Dental Students can enjoy dental services right here on campus at PSU’s dental clinic. The health fee doesn’t cover insurance for these dental services, but fees at the clinic are far below what you will find elsewhere. For example, a basic teeth cleaning currently cost just $50. An office visit fee runs just $25 and covers a number of services such as routine and emergency exams to periodontal screening. Health insurance Students receive basic insurance through Aetna. This provides partial payments for hospitalization, surgeries, ambulance costs, pregnancy costs and more. Those enrolled with Aenta should receive an insurance card to keep with them—this comes in handy for billing purposes at emergency rooms, etc.

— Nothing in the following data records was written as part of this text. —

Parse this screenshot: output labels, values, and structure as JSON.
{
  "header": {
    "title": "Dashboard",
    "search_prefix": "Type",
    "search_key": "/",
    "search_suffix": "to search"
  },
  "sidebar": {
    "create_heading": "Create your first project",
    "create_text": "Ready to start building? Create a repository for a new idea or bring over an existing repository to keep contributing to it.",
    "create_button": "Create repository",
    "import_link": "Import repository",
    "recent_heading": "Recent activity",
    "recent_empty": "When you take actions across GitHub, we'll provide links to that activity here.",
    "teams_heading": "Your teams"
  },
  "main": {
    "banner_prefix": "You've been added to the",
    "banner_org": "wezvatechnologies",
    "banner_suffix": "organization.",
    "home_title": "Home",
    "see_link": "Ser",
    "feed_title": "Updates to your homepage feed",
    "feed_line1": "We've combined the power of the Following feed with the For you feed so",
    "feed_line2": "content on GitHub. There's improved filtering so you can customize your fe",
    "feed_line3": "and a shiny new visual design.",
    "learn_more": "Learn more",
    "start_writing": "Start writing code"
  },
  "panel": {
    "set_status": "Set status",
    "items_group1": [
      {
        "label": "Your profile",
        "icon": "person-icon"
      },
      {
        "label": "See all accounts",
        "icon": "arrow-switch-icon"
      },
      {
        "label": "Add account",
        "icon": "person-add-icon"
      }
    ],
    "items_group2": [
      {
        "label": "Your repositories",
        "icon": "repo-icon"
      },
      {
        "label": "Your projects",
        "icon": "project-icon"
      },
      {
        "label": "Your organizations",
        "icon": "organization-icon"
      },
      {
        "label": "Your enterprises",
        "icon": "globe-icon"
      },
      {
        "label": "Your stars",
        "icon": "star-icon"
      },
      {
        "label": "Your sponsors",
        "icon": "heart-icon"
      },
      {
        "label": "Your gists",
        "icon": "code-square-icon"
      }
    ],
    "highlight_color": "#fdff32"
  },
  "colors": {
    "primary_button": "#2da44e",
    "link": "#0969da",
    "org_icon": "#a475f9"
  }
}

Further information Call 503-725-2800 to schedule an appointment with SHAC. SHAC 503-725-2800 1880 SW 6th Ave Open Monday – Thursday 8:00am to 7:00pm Friday 9:00pm to 5:00pm

Dental clinic 503-725-2611 Open Monday to Saturday 8:00am to 5:00pm More information about SHAC can be found online at www.pdx.edu/shac/

WALL TO WALL PLEASURE

S.8 How to buy the right sex toy from a former insider

Nicholas Kula | Vanguard staff

There are few places on Earth less comfortable than a porn shop. When one is in “the mood,” so to speak, the discomfort climbs to dentist’s office levels. Luckily, the Vanguard is here to help you with everything, and I, a former porn clerk, am on the payroll. Since there are many toys aimed at various kink levels, I’d rather focus on the three main types of accoutrements you’ll encounter: dildos, vibrators and lube. I’m excluding everything else, because if you’re in the market for a sex swing or some industrial handcuffs, you likely don’t need a buyer’s guide. Dildos The same rules apply for both men and women when choosing a dildo: Start with what you’re accustomed to. If the partner you’ve been with and are used to is six inches long and four in circumference, choose something close to that, if not a bit bigger or smaller. If you return home and use it and it wont fit, you’re out some cash. For the lesbians out there, get your partner’s input on the subject; they know your body best. Guys: Make sure to choose a toy with a flared base so you don’t...lose it. Vibrators Besides the clitoris, the area on the human body with the highest concentration of nerve endings is found on both genders. What is it? The tip of your nose. If you’re looking to purchase a vibrator, ask the clerk to remove the toy from its box and let you handle it. In doing so, place the piece to your nose and let ‘er rip. Most toys run on two batteries—three volts. Some other toys run on four, which is twice the voltage at six volts. Higher-end toys use higher-end motors and this is where voltage matters. Pay attention! If you’re self-conscious about putting a vibrator to your nose, remember you’re in a porn shop and the clerk has seen it a hundred times before. Lube There are three types of lube: water based, oil based and silicone based. Here’s the rundown: Water based: The best all-around. It tends to become sticky much less than oil, and it can be used for all types of sex. If you’re unsure of how the night is going to play out, get the water based. Oil based: This is typically used for masturbation only. Oil can heat a condom and break it, and it will stay inside a vagina and cause an infection if used that way. Use at your own risk. Silicone based: The best lube for anal sex, bar none. Silicone molecules are bigger than those of water and thus they cause a slick feeling on the skin. The problem? It works TOO well. If silicone lube gets inside a vagina, good luck getting it out. Some couples I’ve spoken with have had great results with vaginal use of silicone. Note: this stuff is expensive. Also, never use it on a silicone toy—it will gum it up and render it worthless.


Vanguard Health & Sex Guide 2011  

Vanguard Health & Sex Guide 2011